STORED DATA
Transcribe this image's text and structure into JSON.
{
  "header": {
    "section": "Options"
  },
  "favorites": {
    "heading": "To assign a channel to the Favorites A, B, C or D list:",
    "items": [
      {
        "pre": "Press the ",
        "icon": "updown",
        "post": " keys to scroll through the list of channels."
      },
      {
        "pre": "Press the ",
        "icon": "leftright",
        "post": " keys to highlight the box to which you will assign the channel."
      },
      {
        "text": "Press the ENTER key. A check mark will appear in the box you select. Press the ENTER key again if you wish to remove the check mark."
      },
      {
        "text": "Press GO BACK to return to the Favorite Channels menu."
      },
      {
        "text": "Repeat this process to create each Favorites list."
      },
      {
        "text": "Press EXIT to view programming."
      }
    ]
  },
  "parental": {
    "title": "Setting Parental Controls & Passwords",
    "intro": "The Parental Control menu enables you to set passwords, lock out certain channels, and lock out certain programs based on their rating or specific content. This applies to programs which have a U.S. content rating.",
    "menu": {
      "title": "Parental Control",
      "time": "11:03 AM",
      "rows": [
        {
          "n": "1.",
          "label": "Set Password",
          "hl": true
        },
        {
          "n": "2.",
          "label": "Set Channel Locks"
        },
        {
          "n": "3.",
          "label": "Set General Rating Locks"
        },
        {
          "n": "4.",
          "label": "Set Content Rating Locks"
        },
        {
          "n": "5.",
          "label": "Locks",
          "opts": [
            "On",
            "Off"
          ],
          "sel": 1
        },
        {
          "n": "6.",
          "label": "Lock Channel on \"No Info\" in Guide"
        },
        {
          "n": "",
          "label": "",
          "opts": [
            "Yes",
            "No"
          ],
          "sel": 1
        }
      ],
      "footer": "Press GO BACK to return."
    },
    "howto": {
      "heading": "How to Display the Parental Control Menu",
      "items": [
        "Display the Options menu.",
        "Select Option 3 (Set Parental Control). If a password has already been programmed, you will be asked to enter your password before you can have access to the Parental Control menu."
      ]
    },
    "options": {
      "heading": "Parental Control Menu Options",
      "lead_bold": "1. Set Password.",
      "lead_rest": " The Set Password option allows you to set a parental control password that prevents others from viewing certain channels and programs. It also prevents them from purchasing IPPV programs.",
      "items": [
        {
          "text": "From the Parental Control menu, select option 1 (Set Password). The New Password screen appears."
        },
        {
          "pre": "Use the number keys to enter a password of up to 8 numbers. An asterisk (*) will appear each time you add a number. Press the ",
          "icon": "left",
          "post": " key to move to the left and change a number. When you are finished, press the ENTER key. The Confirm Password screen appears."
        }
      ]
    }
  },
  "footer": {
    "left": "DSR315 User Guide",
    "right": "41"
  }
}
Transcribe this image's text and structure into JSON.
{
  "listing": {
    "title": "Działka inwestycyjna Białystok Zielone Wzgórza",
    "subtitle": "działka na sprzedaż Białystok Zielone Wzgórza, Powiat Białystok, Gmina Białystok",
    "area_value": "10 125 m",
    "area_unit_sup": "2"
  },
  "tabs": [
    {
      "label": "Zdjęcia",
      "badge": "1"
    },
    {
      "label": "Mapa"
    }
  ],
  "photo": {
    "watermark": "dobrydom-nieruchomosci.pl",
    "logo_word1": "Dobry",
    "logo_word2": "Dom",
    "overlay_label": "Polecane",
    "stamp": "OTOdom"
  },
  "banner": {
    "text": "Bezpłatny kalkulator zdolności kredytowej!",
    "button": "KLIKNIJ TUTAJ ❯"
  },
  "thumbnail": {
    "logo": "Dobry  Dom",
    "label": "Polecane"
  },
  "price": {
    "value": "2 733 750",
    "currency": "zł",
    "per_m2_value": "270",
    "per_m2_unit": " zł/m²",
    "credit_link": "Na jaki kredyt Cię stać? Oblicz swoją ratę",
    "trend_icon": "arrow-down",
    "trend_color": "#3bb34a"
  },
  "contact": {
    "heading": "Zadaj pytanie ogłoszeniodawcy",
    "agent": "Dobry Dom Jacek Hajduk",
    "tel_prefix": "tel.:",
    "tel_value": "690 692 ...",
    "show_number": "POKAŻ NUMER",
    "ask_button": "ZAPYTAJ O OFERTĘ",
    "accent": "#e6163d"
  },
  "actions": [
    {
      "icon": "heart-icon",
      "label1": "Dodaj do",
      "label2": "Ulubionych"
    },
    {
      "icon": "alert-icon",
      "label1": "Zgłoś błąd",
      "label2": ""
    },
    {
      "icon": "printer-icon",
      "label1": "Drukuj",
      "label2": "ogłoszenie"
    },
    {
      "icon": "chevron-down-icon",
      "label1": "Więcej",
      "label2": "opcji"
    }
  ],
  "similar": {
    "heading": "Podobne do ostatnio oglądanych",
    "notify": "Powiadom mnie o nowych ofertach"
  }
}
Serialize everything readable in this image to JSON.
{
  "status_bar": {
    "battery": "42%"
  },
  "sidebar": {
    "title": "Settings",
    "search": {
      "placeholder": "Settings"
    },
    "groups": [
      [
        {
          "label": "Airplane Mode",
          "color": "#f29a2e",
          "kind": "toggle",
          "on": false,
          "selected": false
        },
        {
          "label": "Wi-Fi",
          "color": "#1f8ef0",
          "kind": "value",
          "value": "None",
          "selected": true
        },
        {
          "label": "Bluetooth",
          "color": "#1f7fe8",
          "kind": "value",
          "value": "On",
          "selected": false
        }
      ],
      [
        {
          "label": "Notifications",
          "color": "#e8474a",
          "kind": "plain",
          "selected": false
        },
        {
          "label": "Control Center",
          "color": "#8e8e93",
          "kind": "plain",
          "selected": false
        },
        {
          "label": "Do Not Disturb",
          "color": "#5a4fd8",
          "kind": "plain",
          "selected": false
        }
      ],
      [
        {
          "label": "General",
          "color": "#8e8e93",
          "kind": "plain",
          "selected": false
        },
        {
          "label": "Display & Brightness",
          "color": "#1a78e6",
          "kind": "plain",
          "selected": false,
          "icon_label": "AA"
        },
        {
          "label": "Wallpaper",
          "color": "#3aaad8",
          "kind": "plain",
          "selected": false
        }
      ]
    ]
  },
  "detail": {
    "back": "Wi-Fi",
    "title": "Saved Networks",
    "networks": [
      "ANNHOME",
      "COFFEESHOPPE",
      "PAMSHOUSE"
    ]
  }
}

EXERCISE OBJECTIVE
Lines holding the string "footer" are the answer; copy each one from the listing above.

WRITTEN REPLY
      "footer": "Press GO BACK to return."
  "footer": {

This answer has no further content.